[Dataset records]
• • • • • • •

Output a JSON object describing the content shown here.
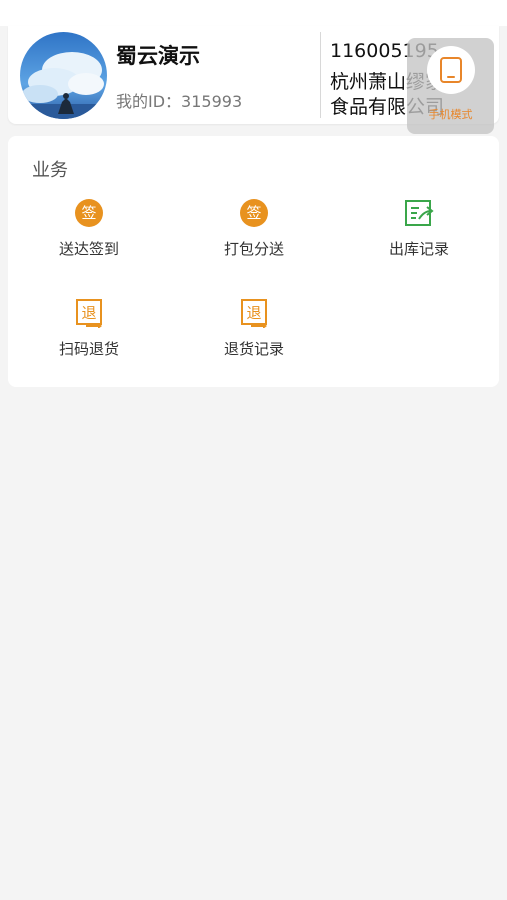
{
  "profile": {
    "name": "蜀云演示",
    "id_text": "我的ID：315993",
    "company_code": "116005195",
    "company_name": "杭州萧山缪家食品有限公司"
  },
  "mode_button": {
    "label": "手机模式",
    "icon": "tablet-icon"
  },
  "business": {
    "title": "业务",
    "items": [
      {
        "label": "送达签到",
        "icon": "sign-icon"
      },
      {
        "label": "打包分送",
        "icon": "sign-icon"
      },
      {
        "label": "出库记录",
        "icon": "outbound-record-icon"
      },
      {
        "label": "扫码退货",
        "icon": "return-icon"
      },
      {
        "label": "退货记录",
        "icon": "return-icon"
      }
    ]
  },
  "colors": {
    "accent_orange": "#e8921f",
    "accent_green": "#3aa64a",
    "background": "#f4f4f4"
  }
}
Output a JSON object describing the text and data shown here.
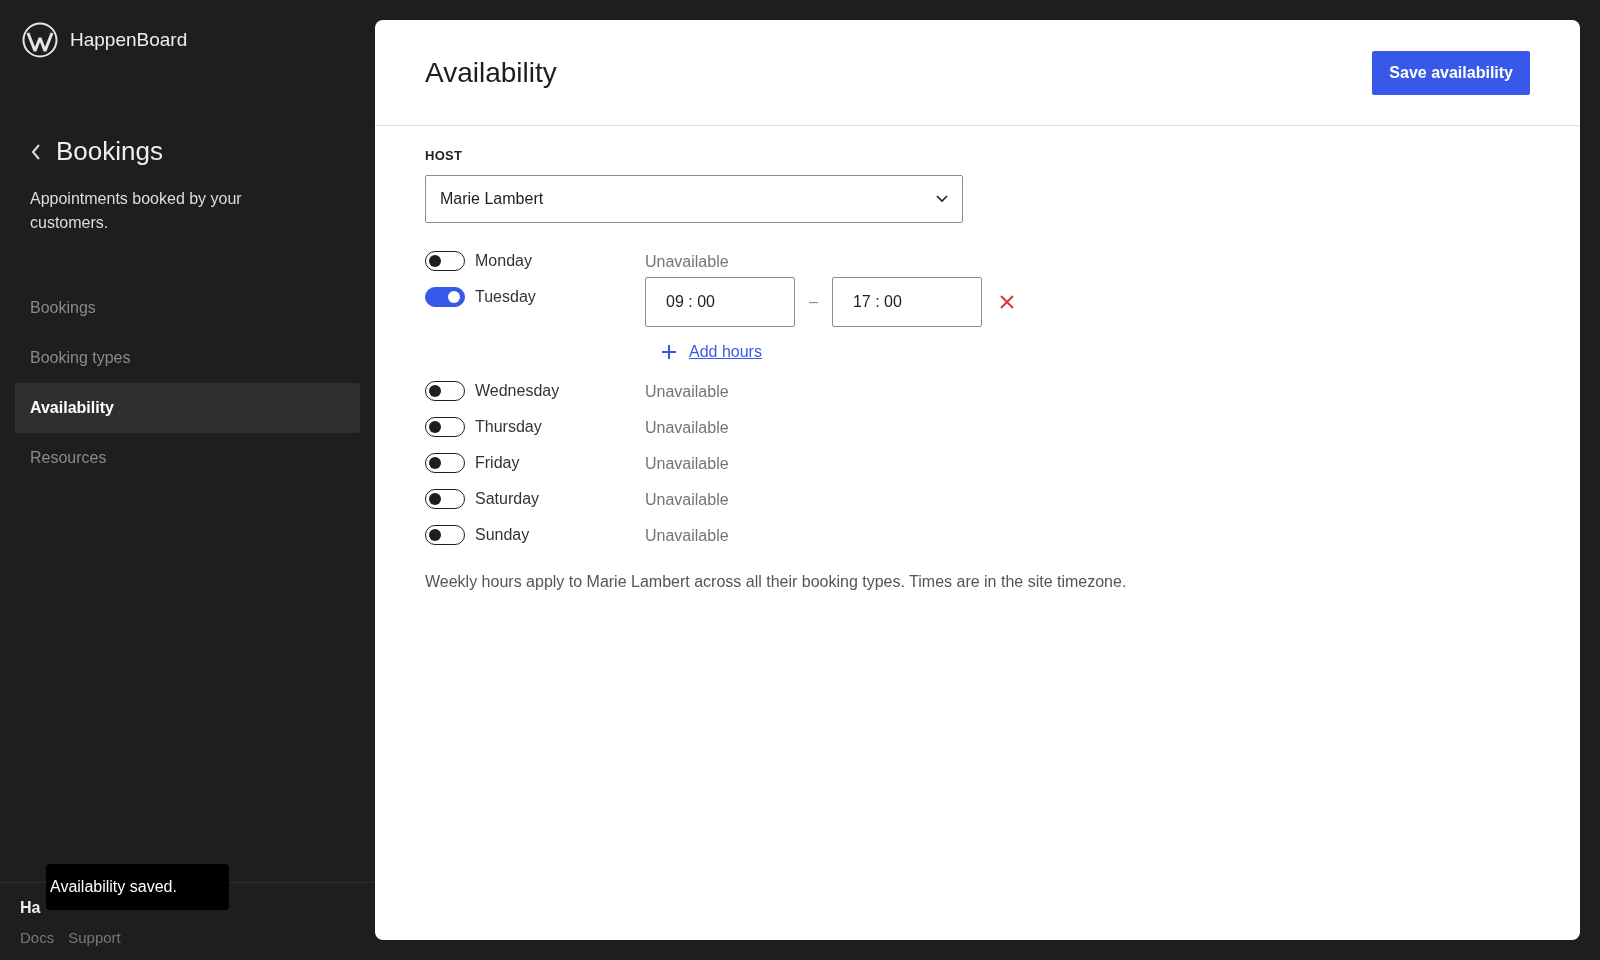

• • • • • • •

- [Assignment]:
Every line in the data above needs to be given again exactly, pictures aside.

- [Written solution]:
Output a JSON object describing the content shown here.
{
  "profile": {
    "name": "蜀云演示",
    "id_text": "我的ID：315993",
    "company_code": "116005195",
    "company_name": "杭州萧山缪家食品有限公司"
  },
  "mode_button": {
    "label": "手机模式",
    "icon": "tablet-icon"
  },
  "business": {
    "title": "业务",
    "items": [
      {
        "label": "送达签到",
        "icon": "sign-icon"
      },
      {
        "label": "打包分送",
        "icon": "sign-icon"
      },
      {
        "label": "出库记录",
        "icon": "outbound-record-icon"
      },
      {
        "label": "扫码退货",
        "icon": "return-icon"
      },
      {
        "label": "退货记录",
        "icon": "return-icon"
      }
    ]
  },
  "colors": {
    "accent_orange": "#e8921f",
    "accent_green": "#3aa64a",
    "background": "#f4f4f4"
  }
}
Output a JSON object describing the text and data shown here.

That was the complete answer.